----- TASK DATA

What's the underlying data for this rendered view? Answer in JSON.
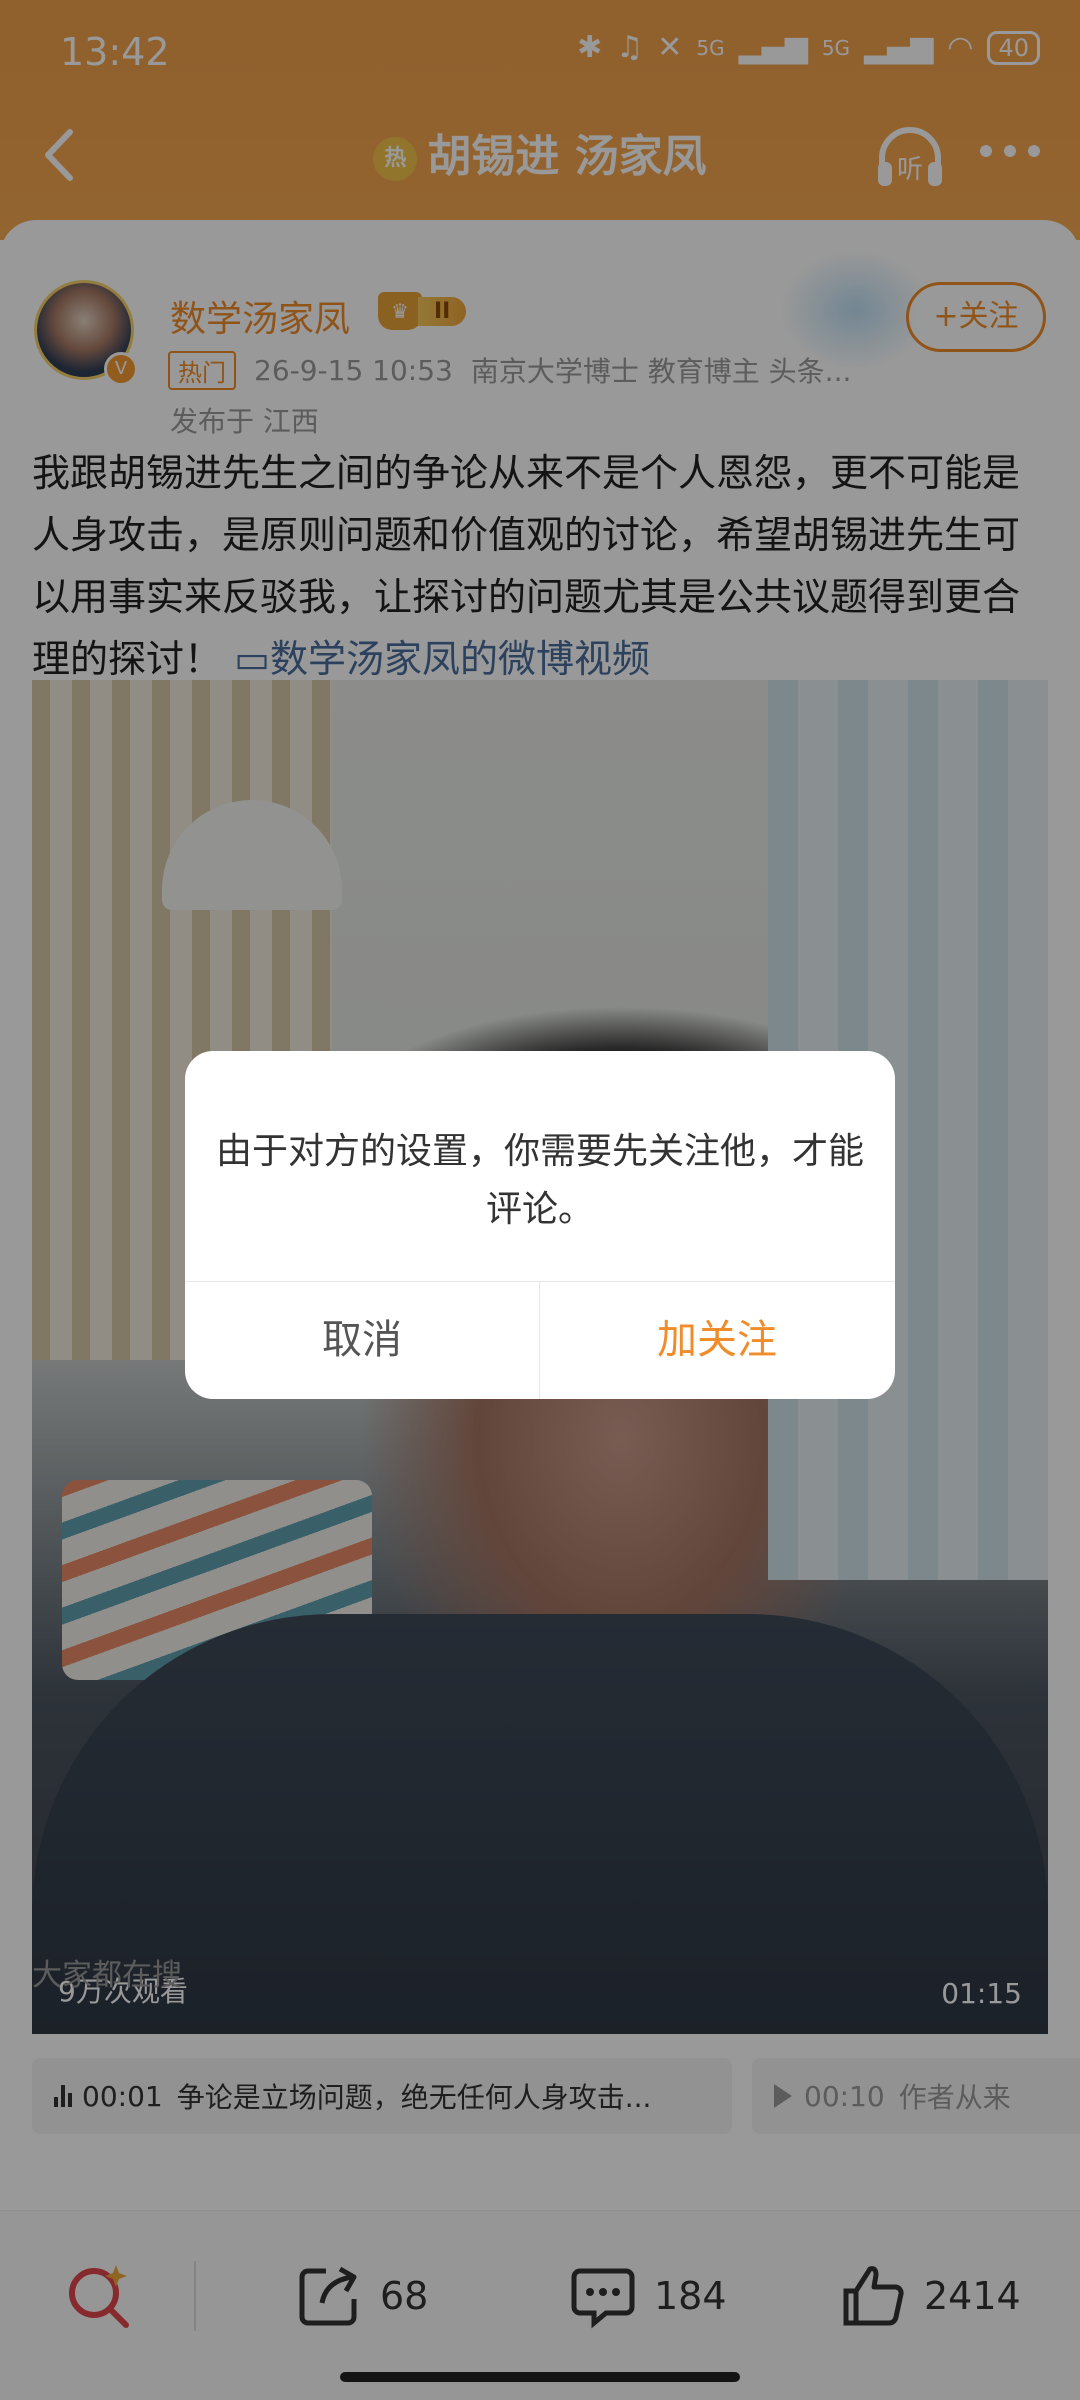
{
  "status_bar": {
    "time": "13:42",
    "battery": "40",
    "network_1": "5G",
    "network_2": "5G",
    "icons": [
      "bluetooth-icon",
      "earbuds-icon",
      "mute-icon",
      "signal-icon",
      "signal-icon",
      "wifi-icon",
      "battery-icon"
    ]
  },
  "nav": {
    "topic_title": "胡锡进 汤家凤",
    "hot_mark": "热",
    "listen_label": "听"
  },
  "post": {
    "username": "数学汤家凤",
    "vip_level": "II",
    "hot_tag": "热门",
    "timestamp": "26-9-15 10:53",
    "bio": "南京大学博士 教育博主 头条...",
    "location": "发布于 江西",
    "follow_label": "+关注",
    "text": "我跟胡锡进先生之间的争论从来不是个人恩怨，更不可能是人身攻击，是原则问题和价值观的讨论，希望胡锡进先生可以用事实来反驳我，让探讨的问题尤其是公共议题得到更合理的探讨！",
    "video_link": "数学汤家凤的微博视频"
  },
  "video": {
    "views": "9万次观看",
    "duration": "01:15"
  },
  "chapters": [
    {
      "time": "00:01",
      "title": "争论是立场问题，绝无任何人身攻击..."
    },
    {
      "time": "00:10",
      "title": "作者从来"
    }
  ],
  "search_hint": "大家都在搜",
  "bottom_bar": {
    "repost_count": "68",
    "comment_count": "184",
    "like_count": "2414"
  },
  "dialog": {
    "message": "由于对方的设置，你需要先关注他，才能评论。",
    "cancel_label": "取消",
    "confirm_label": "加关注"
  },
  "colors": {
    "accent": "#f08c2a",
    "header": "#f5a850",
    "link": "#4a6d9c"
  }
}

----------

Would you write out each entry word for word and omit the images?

What's the underlying data for this rendered view? Answer in JSON.
{
  "status_bar": {
    "time": "13:42",
    "battery": "40",
    "network_1": "5G",
    "network_2": "5G",
    "icons": [
      "bluetooth-icon",
      "earbuds-icon",
      "mute-icon",
      "signal-icon",
      "signal-icon",
      "wifi-icon",
      "battery-icon"
    ]
  },
  "nav": {
    "topic_title": "胡锡进 汤家凤",
    "hot_mark": "热",
    "listen_label": "听"
  },
  "post": {
    "username": "数学汤家凤",
    "vip_level": "II",
    "hot_tag": "热门",
    "timestamp": "26-9-15 10:53",
    "bio": "南京大学博士 教育博主 头条...",
    "location": "发布于 江西",
    "follow_label": "+关注",
    "text": "我跟胡锡进先生之间的争论从来不是个人恩怨，更不可能是人身攻击，是原则问题和价值观的讨论，希望胡锡进先生可以用事实来反驳我，让探讨的问题尤其是公共议题得到更合理的探讨！",
    "video_link": "数学汤家凤的微博视频"
  },
  "video": {
    "views": "9万次观看",
    "duration": "01:15"
  },
  "chapters": [
    {
      "time": "00:01",
      "title": "争论是立场问题，绝无任何人身攻击..."
    },
    {
      "time": "00:10",
      "title": "作者从来"
    }
  ],
  "search_hint": "大家都在搜",
  "bottom_bar": {
    "repost_count": "68",
    "comment_count": "184",
    "like_count": "2414"
  },
  "dialog": {
    "message": "由于对方的设置，你需要先关注他，才能评论。",
    "cancel_label": "取消",
    "confirm_label": "加关注"
  },
  "colors": {
    "accent": "#f08c2a",
    "header": "#f5a850",
    "link": "#4a6d9c"
  }
}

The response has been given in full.